Report: Poor management of water resources an overlooked cause of migration from Africa to Europe
(This story appeared first earlier this month on the website of Netherlands-based Wetlands International, one of the five PfR agencies. It has been edited slightly here for length.)
Wetlands International launched a report at the Red Cross EU Office in Brussels [on 3 May], aimed at highlighting to policymakers the relationship between the health of wetland ecosystems and involuntary human migration in the Sahel region of Africa.
‘Water Shocks: Wetlands and Human Migration in the Sahel’ examines how poor water management leads to degradation of ecosystems, and is an overlooked cause of human migration, including to Europe.
Human displacement is a common situation in the Sahel region.
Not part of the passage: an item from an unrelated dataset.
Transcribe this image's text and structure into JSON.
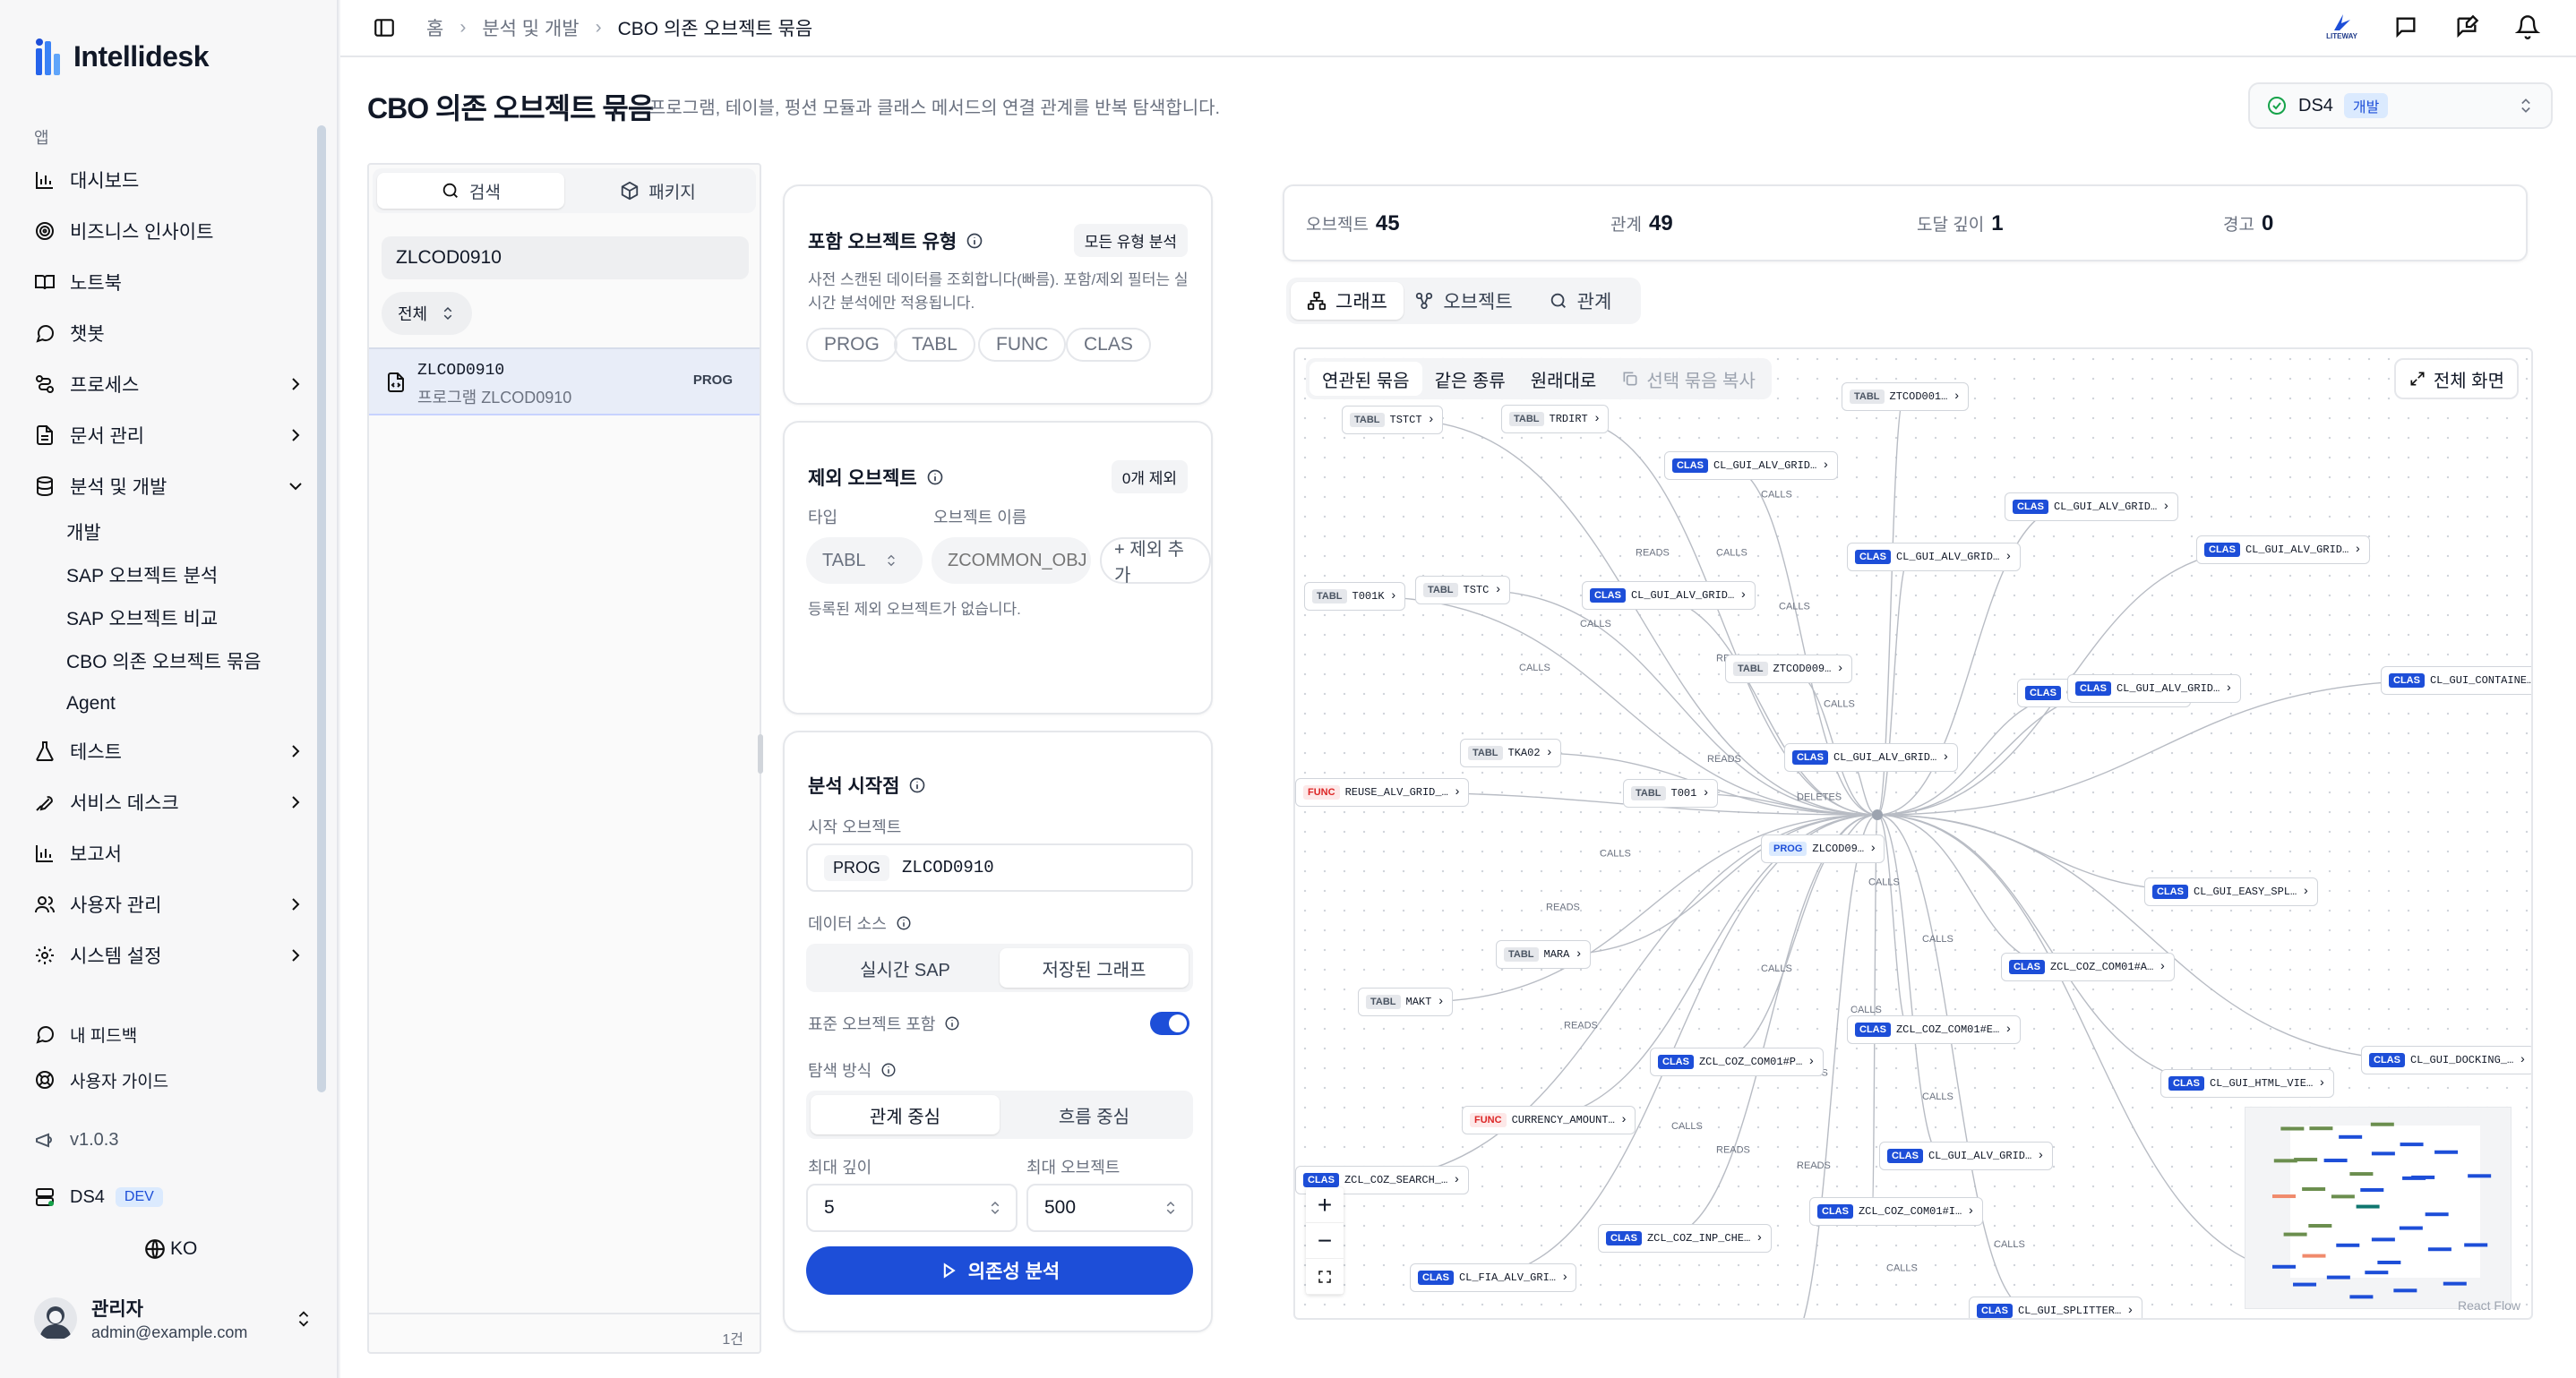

For instance, around Lake Chad, the Boko Haram insurgency has displaced more than 2.3 million people since mid-2013, including 1.3 million children.
The Lake Chad Basin has lost 95 per cent of its surface area due to water abstraction for irrigation projects, and youths from this region are joining armed groups because of lack of opportunities.
‘Flood plains and lakes are disproportionately important,
especially to the most marginalized people’
“Humanitarian organizations need to connect their work with environmental and development actors to find durable solutions,” said Juriaan Lahr, Head of International Assistance of the Netherlands Red Cross Society.
“We need to understand better the complex and multifaceted drivers of involuntary migration, social conflict and poverty, which may be rooted in the depletion of natural resources.”
According to the UN, there are 20 million people in the Sahel who are food-insecure, mainly due to lack of water.
If development plans for hydropower and irrigation projects do not position ecosystems at the heart of national and regional development strategies, Europe and other nations will fail to achieve their goals for inclusive sustainable development and increased resilience to climate change.
The European Union has a five-year, €80m funding package available to support disaster risk management across Sub-Saharan Africa.
By 2020 the European Union and the African continent aims to increase both energy efficiency and the use of renewables by building 10,000 megawatt of new hydropower facilities. These investments must assess the economic and social costs of environmental degradation.
“Driving forward inclusive and sustainable development in the Sahel is an urgent, global priority,” said Jane Madgwick, CEO of Wetlands International.
“But this will only be achieved by shifting from the traditional development paradigms and hard infrastructure schemes which play havoc with the natural hydrology of the region.
“Maintaining and restoring the natural resource base is essential to increase water and food productivity and provide livelihood strategies to cope with a changing climate.
“In this context, wetlands such as river flood plains and lakes are disproportionately important, especially to the most marginalised and poor people of the region.”
The economic cost of losing the Sahelian Wetlands:
* The drying out and siltation of the Senegal river’s large coastal delta due to the Manantali dam has resulted in the loss of 90 per cent of its fisheries.
* The Maga dam and a water diversion scheme on Cameroon’s Logone river flood plain damaged downstream flood-recession agriculture, pastures, fisheries and wildlife tourism.
* The planned Fomi dam in Guinea could cut fish catches in the delta by 31 per cent and reduce the pastures by 28 per cent.
* Dams in northern Nigeria have reduced the Hadejia-Nguru wetland.
People fishing in the Hadejia-Nguru wetlands, depleted by dams in northern Nigeria.
(Photo: Wetlands International)